Jimmy Garoppolo has a high ankle sprain, and Shanahan said they probably won’t know until the end of the week whether he’ll miss time. Running backs Raheem Mostert and Tevin Coleman left the game with knee injuries.
Shanahan and the 49ers complained about the new turf at MetLife Stadium, saying it was “sticky.” But the New York Jets didn’t have the same bad fortune. Neither did the New York Giants or Pittsburgh Steelers, who played at MetLife on Monday.
And, even if the turf was the culprit of the 49ers’ injuries, that doesn’t explain all the other ones across the league.
The Giants confirmed Saquon Barkley, one of their few bright spots, tore his ACL in Chicago. Denver Broncos quarterback Drew Lock had his arm in a sling after leaving the game with a shoulder injury, while his top wide receiver, Courtland Sutton, suffered a torn ACL. Christian McCaffrey missed most of the fourth quarter with a high-ankle sprain that the Panthers said would rule him out for multiple weeks.
Indianapolis Colts receiver Parris Campbell had to be carted off with a knee injury while Malik Hooker tore his Achilles.
And those are just the notable names.
Perhaps it’s just a coincidence that, in a year without the preseason, there’s suddenly a wave of injuries. But if it’s the price to be paid for more football, less preparation, the NFL is going to cost itself big with a 17th game.
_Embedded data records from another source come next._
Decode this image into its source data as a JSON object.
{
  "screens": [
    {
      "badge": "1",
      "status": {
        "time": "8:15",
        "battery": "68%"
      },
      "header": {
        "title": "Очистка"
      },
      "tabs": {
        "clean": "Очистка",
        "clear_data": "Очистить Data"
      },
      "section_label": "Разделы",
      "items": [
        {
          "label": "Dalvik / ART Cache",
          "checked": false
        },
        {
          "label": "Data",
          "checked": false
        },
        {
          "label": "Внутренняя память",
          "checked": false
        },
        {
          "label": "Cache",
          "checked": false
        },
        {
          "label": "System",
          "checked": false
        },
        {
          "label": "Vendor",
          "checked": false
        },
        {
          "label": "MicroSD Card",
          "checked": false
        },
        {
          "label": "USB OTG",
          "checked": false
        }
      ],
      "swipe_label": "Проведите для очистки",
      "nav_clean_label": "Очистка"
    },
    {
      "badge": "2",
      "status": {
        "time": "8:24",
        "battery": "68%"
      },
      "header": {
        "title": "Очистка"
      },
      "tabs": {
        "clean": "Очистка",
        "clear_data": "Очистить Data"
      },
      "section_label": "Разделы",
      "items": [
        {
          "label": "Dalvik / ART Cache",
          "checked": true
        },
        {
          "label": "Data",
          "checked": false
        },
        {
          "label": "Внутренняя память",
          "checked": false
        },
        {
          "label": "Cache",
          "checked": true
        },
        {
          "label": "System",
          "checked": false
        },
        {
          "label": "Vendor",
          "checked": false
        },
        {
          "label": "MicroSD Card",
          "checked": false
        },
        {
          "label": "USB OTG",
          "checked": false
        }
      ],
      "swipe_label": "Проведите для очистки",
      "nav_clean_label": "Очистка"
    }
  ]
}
This article was republished with permission from the original author and 2015 Ronald Reagan Media Award recipient, Nancy Armour, and the original publisher, USA Today. Follow columnist Nancy Armour on Twitter @nrarmour.